 Author: Robert Snyder Wood
Edition:eBook from the Fresno Public Library
Read:December 26, 2016
153 pages
Genre:  Backpacking, Outdoor
Rated: 3  out of 5

Synopsis:
A collection, organized by five different subjects, of wisdom related to backpacking.


Thoughts:
This book is a reminder about reading older outdoors book. Times and techniques have changed. Ways of doing things 25 years ago which seemed OK have been superseded by better ways of doing things and definitely with better equipment.

Still, there is something to be said about older wisdom. Robert Wood does have knowledge and the more down to earth advice still hold true.

So this book is a reminder: all advice, whether old or new should be validated.

  • Walking
    • Wood reclaims the discovery of youth. Children which were dragging and you wonder how could you have ever inflicted such pain on them say things like, when can we go again? That is when you know you have done something right on the trip.
    • Footwear will be a great part of the determinate of how well you enjoyed your trip. He points out that the rule of thumb is an ounce on your foot is like five on your back. Wonder what he would think about going out in trail runners these days. He does allude that this is starting to taking off and seems in favor of it, depending on your hike.
    • He talks about how he splits up pack items with his partner. Basically trying to keep the same weight, unless there is a large difference in body size. This is the wisdom which my wife and I came up with. We balance out hiking speeds and endurance until they come out the same.
  • Cooking
    • Knowing how to set up the kithen for efficient operation and make the best use of the food you brought can make the difference between misery and a successful trip. You get agreement with me here. We have simplified this to being more of a boiling water event and wait 10 minutes for the food to be ready. Much more relaxing.
  • Navigating
    • He talks about estimating speeds. He has come up with the same parameters as I have: basic 2 mph on level ground with a “normal” pack. For each 1,000' climb, ad an hour; for a descent, add a half an hour. Pack weight will alter this equation.
    • The lost backpacker's ability to regain his sense of direction and rediscover his location... depends largely on his ability to control panic and fear so that logic and reason can prevail.
    • He says that precise compasses are generally not needed. A general direction is usually good enough for guidance.

Evaluation:
Lets begin with that this book is about 25 years old when I read it. Its purpose is to be an on the trail assistant to help a backpacker figure out what is the best thing to do in common situations. The 2 oz' comes because Wood wanted this book to be light enough that it could be carried by a weight conscious  person.

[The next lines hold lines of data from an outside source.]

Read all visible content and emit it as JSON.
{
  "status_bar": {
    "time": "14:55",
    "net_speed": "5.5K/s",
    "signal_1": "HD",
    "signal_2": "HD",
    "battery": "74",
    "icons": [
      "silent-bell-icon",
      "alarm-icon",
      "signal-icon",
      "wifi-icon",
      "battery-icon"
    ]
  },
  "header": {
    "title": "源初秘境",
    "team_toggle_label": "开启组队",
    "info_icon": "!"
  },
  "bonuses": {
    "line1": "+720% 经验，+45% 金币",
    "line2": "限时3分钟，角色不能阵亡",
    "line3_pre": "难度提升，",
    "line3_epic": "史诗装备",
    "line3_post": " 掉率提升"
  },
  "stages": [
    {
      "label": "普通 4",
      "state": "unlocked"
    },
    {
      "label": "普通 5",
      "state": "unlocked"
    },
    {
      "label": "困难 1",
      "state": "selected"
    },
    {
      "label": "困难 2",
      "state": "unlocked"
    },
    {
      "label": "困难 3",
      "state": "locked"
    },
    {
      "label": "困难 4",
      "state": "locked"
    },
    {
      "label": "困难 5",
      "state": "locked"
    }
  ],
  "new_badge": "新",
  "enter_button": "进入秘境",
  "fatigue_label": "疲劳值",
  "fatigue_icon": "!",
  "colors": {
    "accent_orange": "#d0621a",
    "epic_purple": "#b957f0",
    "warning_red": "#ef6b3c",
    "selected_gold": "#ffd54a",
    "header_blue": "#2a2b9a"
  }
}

Does Wood accomplish his goal? It is a mixture. He is at his best when he describes things like how to select a camp site or getting into shape. But there is some things which are dated and should not be followed, such as wrapping your feet in plastic or choices of equipment or when to use a fire to cook.

My recommendation on this book is it is ok to read. But use with caution and double check his advice with more recent wisdom.



New Words:
Book References:
  • Freedom of the Hills from Mountaineers Books

Good Quotes:
  • First Line: Readers have asked for a featherweight source bok they can justify carrying along with them in the wilds, something that will provide a backup to their own experiences.
  • Last Line: Fifteen minutes spent making notes at the end of a trip will save two hours of preparation a month later.
Table of Contents:
  • Introduction
  • Walking
  • Keeping Fit
  • Camping
  • Cooking
  • Navigating
  • My Basic Checklist

References: